ready to relax into her skin, but that’s when the language comes.
. . . and the nothing . . . and the blue mother virgin . . . and the heart roses
of evil . . . and the crystalline sphere of Adam . . .and the floating planet
Kolob circling with speed and joy . . .”
in front of me is light on water. I
can’t see the truck or the storm or Jen anymore.
. . and fluorescent virgins . . .and post-nuclear ochre mountains . . . and
round songs with notes beyond joy. . .”
are not the voices I’m used to. They
slowly edge into me, slowly gleam through the pores of my skin.
I was young, I had wanted to see angels, but I had expected them to wear white
suits and ties, and speak like Joseph Smith with an
hadn’t expected this.
brain is sparks and purple language.
reach out to touch one of the spiraling words.
When I put it in my mouth it tastes like amethysts.
whether or not this is God sending me a message in rain and language, the
hugeness of the universe begins to open me in a lovely, painful way for the very
first time. Fear begins to burn off
me with each letter, with each vowel, with each cooling, purple word.
guess some people forget to be afraid when they are about to die.
my head begins to hurt. Flecks of
cold, multi-syllabic words cut into my scalp, cut through the thin skin of my
poisoned self, and I see and feel total whiteness.
I wake up in a hospital. Jen tells
me she had opened a window and my head was being pelted with splinters of icy
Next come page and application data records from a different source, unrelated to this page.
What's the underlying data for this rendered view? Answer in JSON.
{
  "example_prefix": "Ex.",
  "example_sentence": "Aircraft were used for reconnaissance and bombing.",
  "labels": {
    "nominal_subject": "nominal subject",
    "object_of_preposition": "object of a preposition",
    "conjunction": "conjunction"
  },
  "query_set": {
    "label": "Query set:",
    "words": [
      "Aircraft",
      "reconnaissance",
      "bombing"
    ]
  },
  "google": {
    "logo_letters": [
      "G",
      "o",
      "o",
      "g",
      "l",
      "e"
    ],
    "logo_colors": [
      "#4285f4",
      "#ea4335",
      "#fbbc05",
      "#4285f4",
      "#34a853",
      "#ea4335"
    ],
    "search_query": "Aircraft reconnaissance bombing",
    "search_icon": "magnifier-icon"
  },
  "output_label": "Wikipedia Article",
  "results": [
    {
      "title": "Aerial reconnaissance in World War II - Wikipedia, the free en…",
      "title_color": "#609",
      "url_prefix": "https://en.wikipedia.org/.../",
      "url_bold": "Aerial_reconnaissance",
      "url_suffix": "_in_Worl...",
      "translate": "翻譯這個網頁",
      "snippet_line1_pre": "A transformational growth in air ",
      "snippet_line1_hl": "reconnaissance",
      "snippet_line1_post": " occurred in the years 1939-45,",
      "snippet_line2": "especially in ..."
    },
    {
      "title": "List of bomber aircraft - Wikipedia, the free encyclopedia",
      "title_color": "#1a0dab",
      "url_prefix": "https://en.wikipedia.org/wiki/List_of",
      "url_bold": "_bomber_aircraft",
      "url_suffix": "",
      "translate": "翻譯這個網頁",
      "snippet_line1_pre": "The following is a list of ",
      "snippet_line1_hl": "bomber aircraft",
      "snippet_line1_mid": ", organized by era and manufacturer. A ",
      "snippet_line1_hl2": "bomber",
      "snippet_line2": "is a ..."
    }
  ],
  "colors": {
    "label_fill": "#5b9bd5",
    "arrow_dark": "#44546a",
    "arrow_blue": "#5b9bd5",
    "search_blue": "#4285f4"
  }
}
rain, and then my nose began to bleed, and she tried to talk to me, but I
wouldn’t talk, I wouldn’t move, so she got scared and drove fast to the
closest emergency room. I look up at
her, at the curtained-off walls, and I’m wearing a gown, and my clothes are
piled on a chair, and there’s an IV running into the top of my hand, and I’m
very smiley and cold.
Demerol,” she says.
I say. “It taste’s like grape
juice, or really, really ripe limes, or something egg-like.
Yeah,” I say.
looks into my eyes, takes my hand. “They
say it was just a bad migraine,” she says.
stones, like God, like some kind of mountain.
Yeah, like that,” I say.
going to be ok,” Jen kisses my forehead like I’m a child.
like Demerol,” I say. “Demerol
Later Jen takes me home, and I have long, cool dreams about eating rocks and kissing Sister Avery long and hard for hours, and days later I wake up, and Jen is there with her red tennis shoes and her dark eyes and warm hands, and I’m suddenly horny as hell, and I pull her down to me, I pull at her clothes and make ravenous, nasty love to her, and we are everywhere with it, the couch, the scratchy floor, upside down and turning at angles, and it makes me dizzy, my head still migraine uncertain, and at times Jen looks Midwestern-scared, but we keep going, breathing ragged hard, pushing and pushing against each other until my nose begins to bleed again, staining her carpet, and I laugh at it, and my head throbs righteously in the afternoon light of our salt city winter as I taste the toothpaste of her kiss.
And later, when I look outside, the air is gray, but nothing is moving, not the cars or the trees or the people. The world outside stays completely still.
Copyright © Lee Ann Mortensen 2002